- YOUR GOAL
From first line to last, give the material again unchanged.

- SOURCE DATA
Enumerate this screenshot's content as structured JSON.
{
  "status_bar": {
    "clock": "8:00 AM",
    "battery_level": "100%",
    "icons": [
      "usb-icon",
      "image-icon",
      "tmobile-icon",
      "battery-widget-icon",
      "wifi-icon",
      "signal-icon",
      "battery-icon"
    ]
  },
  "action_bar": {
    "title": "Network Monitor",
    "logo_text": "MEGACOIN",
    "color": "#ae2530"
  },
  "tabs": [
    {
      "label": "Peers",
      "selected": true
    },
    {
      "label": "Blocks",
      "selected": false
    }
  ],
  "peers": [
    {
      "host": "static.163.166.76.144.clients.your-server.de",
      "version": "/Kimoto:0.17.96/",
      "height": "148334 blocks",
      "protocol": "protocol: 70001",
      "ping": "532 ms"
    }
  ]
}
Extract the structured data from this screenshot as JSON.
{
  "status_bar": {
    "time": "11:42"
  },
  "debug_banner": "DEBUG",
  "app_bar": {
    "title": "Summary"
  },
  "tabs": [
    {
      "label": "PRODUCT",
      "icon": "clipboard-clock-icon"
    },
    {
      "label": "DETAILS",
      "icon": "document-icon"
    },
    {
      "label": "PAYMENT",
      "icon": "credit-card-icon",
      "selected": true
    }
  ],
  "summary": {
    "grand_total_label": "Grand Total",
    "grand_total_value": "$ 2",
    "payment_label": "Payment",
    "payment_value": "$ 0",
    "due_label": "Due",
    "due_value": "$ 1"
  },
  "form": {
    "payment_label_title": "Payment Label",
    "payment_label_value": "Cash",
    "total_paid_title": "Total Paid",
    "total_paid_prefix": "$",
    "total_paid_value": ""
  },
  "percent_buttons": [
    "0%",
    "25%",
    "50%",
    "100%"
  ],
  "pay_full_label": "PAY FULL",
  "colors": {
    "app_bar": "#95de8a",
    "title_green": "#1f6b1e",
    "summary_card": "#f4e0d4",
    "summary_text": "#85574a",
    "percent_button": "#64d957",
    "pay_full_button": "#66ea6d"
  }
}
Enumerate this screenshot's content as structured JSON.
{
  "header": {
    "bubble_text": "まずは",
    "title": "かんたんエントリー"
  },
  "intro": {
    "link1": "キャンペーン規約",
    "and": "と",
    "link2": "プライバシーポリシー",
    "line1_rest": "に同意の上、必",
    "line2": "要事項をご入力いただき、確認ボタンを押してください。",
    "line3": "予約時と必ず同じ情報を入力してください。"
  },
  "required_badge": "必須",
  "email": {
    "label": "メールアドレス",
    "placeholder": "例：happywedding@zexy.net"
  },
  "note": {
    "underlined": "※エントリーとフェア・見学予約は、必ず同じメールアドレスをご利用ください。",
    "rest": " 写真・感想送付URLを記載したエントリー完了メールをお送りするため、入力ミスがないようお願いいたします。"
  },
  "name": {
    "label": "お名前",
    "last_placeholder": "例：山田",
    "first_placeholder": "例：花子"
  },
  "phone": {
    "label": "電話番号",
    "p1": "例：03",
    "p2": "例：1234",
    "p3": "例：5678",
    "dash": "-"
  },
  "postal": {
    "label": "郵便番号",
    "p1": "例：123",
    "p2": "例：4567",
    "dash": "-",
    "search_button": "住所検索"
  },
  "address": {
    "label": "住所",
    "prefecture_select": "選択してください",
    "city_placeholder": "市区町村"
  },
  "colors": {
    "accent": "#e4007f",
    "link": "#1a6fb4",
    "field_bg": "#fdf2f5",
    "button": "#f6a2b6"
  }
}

- RESULT FOR THIS EXERCISE
Enumerate this screenshot's content as structured JSON.
{
  "status_bar": {
    "clock": "8:00 AM",
    "battery_level": "100%",
    "icons": [
      "usb-icon",
      "image-icon",
      "tmobile-icon",
      "battery-widget-icon",
      "wifi-icon",
      "signal-icon",
      "battery-icon"
    ]
  },
  "action_bar": {
    "title": "Network Monitor",
    "logo_text": "MEGACOIN",
    "color": "#ae2530"
  },
  "tabs": [
    {
      "label": "Peers",
      "selected": true
    },
    {
      "label": "Blocks",
      "selected": false
    }
  ],
  "peers": [
    {
      "host": "static.163.166.76.144.clients.your-server.de",
      "version": "/Kimoto:0.17.96/",
      "height": "148334 blocks",
      "protocol": "protocol: 70001",
      "ping": "532 ms"
    }
  ]
}
Extract the structured data from this screenshot as JSON.
{
  "status_bar": {
    "time": "11:42"
  },
  "debug_banner": "DEBUG",
  "app_bar": {
    "title": "Summary"
  },
  "tabs": [
    {
      "label": "PRODUCT",
      "icon": "clipboard-clock-icon"
    },
    {
      "label": "DETAILS",
      "icon": "document-icon"
    },
    {
      "label": "PAYMENT",
      "icon": "credit-card-icon",
      "selected": true
    }
  ],
  "summary": {
    "grand_total_label": "Grand Total",
    "grand_total_value": "$ 2",
    "payment_label": "Payment",
    "payment_value": "$ 0",
    "due_label": "Due",
    "due_value": "$ 1"
  },
  "form": {
    "payment_label_title": "Payment Label",
    "payment_label_value": "Cash",
    "total_paid_title": "Total Paid",
    "total_paid_prefix": "$",
    "total_paid_value": ""
  },
  "percent_buttons": [
    "0%",
    "25%",
    "50%",
    "100%"
  ],
  "pay_full_label": "PAY FULL",
  "colors": {
    "app_bar": "#95de8a",
    "title_green": "#1f6b1e",
    "summary_card": "#f4e0d4",
    "summary_text": "#85574a",
    "percent_button": "#64d957",
    "pay_full_button": "#66ea6d"
  }
}
Enumerate this screenshot's content as structured JSON.
{
  "header": {
    "bubble_text": "まずは",
    "title": "かんたんエントリー"
  },
  "intro": {
    "link1": "キャンペーン規約",
    "and": "と",
    "link2": "プライバシーポリシー",
    "line1_rest": "に同意の上、必",
    "line2": "要事項をご入力いただき、確認ボタンを押してください。",
    "line3": "予約時と必ず同じ情報を入力してください。"
  },
  "required_badge": "必須",
  "email": {
    "label": "メールアドレス",
    "placeholder": "例：happywedding@zexy.net"
  },
  "note": {
    "underlined": "※エントリーとフェア・見学予約は、必ず同じメールアドレスをご利用ください。",
    "rest": " 写真・感想送付URLを記載したエントリー完了メールをお送りするため、入力ミスがないようお願いいたします。"
  },
  "name": {
    "label": "お名前",
    "last_placeholder": "例：山田",
    "first_placeholder": "例：花子"
  },
  "phone": {
    "label": "電話番号",
    "p1": "例：03",
    "p2": "例：1234",
    "p3": "例：5678",
    "dash": "-"
  },
  "postal": {
    "label": "郵便番号",
    "p1": "例：123",
    "p2": "例：4567",
    "dash": "-",
    "search_button": "住所検索"
  },
  "address": {
    "label": "住所",
    "prefecture_select": "選択してください",
    "city_placeholder": "市区町村"
  },
  "colors": {
    "accent": "#e4007f",
    "link": "#1a6fb4",
    "field_bg": "#fdf2f5",
    "button": "#f6a2b6"
  }
}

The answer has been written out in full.